(Web page and app entries)
★ ★ ★ ★
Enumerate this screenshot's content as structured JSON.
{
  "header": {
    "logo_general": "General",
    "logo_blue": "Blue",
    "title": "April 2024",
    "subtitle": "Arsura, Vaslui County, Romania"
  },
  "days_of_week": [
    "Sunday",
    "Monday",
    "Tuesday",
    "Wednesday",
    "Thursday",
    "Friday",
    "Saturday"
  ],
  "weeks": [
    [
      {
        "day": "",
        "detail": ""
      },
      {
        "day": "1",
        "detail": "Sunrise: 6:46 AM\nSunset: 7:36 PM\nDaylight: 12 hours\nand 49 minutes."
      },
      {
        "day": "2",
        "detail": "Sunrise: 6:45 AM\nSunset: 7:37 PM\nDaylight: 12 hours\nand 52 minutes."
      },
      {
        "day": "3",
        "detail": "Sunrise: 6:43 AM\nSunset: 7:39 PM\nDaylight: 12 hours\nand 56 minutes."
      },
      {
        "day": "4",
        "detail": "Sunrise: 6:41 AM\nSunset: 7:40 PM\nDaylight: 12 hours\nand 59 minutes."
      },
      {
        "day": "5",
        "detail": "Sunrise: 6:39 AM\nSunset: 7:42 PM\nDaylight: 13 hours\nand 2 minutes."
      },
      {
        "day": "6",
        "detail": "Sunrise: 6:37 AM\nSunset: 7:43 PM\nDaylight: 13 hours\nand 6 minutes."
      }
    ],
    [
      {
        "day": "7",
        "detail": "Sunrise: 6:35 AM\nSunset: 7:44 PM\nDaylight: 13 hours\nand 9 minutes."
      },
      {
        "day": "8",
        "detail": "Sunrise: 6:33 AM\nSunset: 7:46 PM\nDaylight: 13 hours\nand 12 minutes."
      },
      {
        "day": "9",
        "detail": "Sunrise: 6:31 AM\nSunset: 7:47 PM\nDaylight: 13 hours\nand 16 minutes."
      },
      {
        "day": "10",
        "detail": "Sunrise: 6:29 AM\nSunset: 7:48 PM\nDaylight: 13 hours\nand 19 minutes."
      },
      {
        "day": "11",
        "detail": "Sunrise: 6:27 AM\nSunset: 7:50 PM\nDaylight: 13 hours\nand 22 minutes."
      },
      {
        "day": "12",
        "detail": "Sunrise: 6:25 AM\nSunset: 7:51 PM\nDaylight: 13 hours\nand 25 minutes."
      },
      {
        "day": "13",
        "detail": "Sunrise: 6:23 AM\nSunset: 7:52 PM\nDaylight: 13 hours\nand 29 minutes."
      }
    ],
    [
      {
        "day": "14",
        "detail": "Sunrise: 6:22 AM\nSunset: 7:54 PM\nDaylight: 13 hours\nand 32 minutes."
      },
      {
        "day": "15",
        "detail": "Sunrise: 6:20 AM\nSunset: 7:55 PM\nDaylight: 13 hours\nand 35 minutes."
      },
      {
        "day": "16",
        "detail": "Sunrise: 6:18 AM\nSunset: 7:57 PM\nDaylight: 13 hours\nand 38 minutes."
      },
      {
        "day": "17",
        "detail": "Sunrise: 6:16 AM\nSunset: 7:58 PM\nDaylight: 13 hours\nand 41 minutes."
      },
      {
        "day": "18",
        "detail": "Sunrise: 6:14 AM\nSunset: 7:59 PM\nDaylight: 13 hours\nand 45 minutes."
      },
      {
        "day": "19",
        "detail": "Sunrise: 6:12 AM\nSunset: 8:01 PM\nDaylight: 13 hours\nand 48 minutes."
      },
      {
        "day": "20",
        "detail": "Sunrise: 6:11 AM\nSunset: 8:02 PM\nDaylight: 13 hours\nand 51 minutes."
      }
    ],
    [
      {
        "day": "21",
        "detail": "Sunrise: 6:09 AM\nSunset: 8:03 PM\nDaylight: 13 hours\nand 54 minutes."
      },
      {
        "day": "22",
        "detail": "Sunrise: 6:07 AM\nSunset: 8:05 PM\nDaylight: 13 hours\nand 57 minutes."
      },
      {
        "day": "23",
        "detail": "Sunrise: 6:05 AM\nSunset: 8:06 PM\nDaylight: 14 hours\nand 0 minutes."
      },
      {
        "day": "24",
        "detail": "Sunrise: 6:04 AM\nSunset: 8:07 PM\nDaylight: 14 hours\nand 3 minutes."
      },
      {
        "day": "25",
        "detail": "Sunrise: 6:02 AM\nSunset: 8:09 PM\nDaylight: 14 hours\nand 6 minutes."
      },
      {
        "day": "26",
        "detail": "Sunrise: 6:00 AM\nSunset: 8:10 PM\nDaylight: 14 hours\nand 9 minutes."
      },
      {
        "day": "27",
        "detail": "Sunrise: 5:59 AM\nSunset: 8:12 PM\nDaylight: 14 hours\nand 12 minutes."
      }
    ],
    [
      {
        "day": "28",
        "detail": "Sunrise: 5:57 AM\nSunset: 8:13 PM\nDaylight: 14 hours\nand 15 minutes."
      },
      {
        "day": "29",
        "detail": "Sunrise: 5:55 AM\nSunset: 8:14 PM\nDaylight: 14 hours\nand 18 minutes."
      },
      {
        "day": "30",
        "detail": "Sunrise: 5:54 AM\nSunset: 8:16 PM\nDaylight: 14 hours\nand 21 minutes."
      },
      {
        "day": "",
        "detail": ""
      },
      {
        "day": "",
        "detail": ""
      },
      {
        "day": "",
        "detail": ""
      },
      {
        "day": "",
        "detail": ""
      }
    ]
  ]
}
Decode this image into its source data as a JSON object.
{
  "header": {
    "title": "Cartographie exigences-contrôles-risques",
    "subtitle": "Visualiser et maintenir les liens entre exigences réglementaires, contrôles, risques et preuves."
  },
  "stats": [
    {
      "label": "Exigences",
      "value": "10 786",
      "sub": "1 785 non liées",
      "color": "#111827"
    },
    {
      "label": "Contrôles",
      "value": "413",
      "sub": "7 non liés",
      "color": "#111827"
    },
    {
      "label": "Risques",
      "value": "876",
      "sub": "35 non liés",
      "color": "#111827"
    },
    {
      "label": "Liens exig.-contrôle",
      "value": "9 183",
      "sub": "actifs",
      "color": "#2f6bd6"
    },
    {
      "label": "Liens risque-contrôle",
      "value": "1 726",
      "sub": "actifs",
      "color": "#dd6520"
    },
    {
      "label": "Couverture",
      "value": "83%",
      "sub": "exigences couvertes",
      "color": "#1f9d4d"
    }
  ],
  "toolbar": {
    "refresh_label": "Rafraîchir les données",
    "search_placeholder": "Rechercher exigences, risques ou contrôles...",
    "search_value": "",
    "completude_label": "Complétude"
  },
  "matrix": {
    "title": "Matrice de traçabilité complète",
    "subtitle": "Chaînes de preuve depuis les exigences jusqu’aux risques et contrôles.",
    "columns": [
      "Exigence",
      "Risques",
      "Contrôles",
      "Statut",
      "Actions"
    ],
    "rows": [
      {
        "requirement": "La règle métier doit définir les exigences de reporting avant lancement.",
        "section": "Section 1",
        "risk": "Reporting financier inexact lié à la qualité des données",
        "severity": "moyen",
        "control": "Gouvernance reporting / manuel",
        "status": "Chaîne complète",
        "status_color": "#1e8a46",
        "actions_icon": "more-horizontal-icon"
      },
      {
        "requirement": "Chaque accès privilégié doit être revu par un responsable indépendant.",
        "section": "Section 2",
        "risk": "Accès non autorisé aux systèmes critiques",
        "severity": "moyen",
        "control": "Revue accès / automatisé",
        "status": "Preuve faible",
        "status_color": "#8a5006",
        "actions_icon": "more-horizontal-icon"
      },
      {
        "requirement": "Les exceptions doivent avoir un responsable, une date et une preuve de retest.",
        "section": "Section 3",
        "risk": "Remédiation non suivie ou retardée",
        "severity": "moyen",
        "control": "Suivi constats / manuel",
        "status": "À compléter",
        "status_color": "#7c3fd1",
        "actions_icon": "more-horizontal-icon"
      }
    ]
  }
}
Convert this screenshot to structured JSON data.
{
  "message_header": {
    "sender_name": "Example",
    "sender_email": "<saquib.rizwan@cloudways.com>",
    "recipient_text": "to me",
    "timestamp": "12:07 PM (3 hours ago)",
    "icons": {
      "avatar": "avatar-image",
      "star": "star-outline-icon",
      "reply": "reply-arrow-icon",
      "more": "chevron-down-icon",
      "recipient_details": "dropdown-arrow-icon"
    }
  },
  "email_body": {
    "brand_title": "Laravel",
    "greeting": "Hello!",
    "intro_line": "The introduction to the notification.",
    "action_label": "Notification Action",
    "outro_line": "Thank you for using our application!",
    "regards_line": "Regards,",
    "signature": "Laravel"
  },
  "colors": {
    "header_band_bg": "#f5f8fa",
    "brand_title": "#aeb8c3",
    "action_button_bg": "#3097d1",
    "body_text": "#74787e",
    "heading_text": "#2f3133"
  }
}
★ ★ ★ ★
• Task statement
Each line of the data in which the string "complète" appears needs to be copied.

• Result for this task
    "title": "Matrice de traçabilité complète",
        "status": "Chaîne complète",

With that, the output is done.